1 Week Before
At least a full week before the Seder, write down your Seder menu (and other menus if hosting more Passover meals) and groceries list. The menu should include the days on which you plan to prepare each dish. Now that you've scheduled your work, you can also schedule your supplies. Split your grocery list up according to when you need what ingredients. For instance, ingredients for marinating your meat should be purchased soon, but ingredients for the fresh salads you plan to make the day of the Seder can be purchased later. Likewise, split your meat order for the butcher up into the meat you plan to prepare and freeze ahead of time and meat you plan to prepare the day or two before the Seder.
5 Cooking Days Before
Five cooking days before the Seder, kasher the meat side of your kitchen, but leave the dairy side accessible to the kids to eat their cereal and make their sandwiches. As soon as the meat side of the kitchen is kosher for Passover, pick up your meat order from the butcher and marinate the meat overnight.

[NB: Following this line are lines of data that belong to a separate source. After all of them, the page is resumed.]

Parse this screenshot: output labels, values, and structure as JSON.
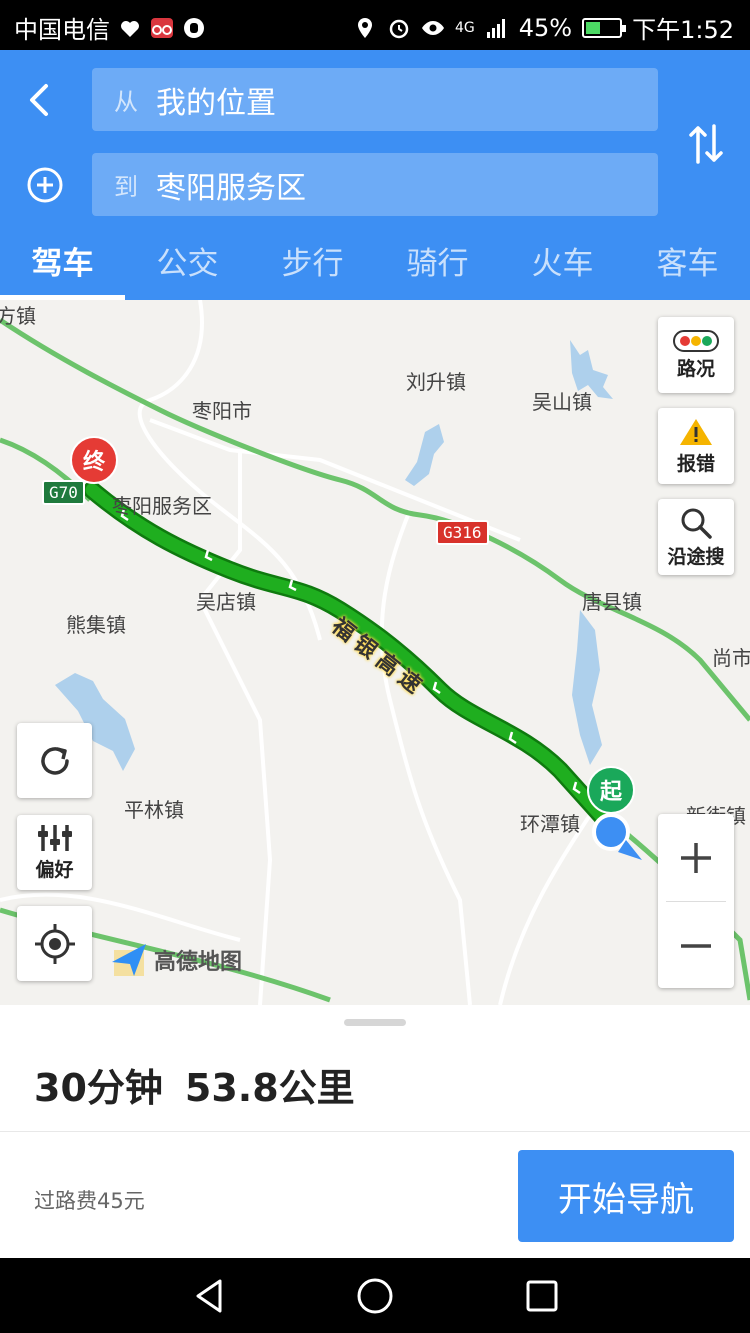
{
  "status_bar": {
    "carrier": "中国电信",
    "network": "4G",
    "battery": "45%",
    "battery_level": 0.45,
    "time": "下午1:52"
  },
  "header": {
    "from": {
      "prefix": "从",
      "value": "我的位置"
    },
    "to": {
      "prefix": "到",
      "value": "枣阳服务区"
    },
    "tabs": [
      {
        "label": "驾车",
        "active": true
      },
      {
        "label": "公交",
        "active": false
      },
      {
        "label": "步行",
        "active": false
      },
      {
        "label": "骑行",
        "active": false
      },
      {
        "label": "火车",
        "active": false
      },
      {
        "label": "客车",
        "active": false
      }
    ]
  },
  "map": {
    "places": [
      "方镇",
      "刘升镇",
      "吴山镇",
      "枣阳市",
      "枣阳服务区",
      "吴店镇",
      "唐县镇",
      "熊集镇",
      "尚市",
      "平林镇",
      "环潭镇",
      "新街镇"
    ],
    "road_shields": [
      "G70",
      "G316"
    ],
    "route_label": "福银高速",
    "end_pin": "终",
    "start_pin": "起",
    "controls": {
      "traffic": "路况",
      "report": "报错",
      "search_along": "沿途搜",
      "preference": "偏好"
    },
    "brand": "高德地图",
    "colors": {
      "route": "#1fae1f",
      "accent": "#3d8ff3",
      "end_pin": "#e53b35",
      "start_pin": "#1aa85a"
    }
  },
  "panel": {
    "duration": "30分钟",
    "distance": "53.8公里",
    "toll": "过路费45元",
    "start_nav": "开始导航"
  }
}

4 Cooking Days Before
Four cooking days before the Seder, slowly cook the brisket and any other meat that freezes well. If you are using disposable aluminum pans, be sure to double them so they will be strong enough to securely hold the cooked meat and drippings as you remove them from the oven. Once the cooked meat has cooled down, you must carefully slice and pack away in the freezer.
3 Cooking Days Before
Three cooking days before Seder is baking and dessert day. Be sure to choose Passover dessert recipes that freeze well such as brownies, cakes, cookies, and pareve ice cream. Meringues don't freeze well, but they do keep nicely in airtight containers.
2 Cooking Days Before
Two cooking days before the Seder, prepare all the rest of the dishes except those few dishes that are best prepared fresh, such as roast potatoes. This is a good day to prepare your matzo ball soup, kugels and salads that are best after marinating such as a Moroccan beet salad or cucumber salad. It's also an excellent time to do last-minute shopping for fresh herbs and produce that are most delicious when fresh. We also suggest setting your Pesach Seder table the night before the Seder. And remember to transfer any meat you prepared and froze ahead of time to the refrigerator, so it can safely thaw in time for tomorrow's Seder.
The Day Of
Finally, the day of the Seder has arrived, and thankfully almost everything is ready. Given there is always so much to do on Seder day, and you want to arrive at the Seder table rested and relaxed, this is the day on which to prepare only those dishes that are best made fresh. It is also a day for simple things like hard-boiled eggs and boiled potatoes. Don't forget that your family will also need to eat lunch on this day, as the Seder meal usually starts late. A pre-Seder nap is a good idea for little ones, too, since the meal can run late.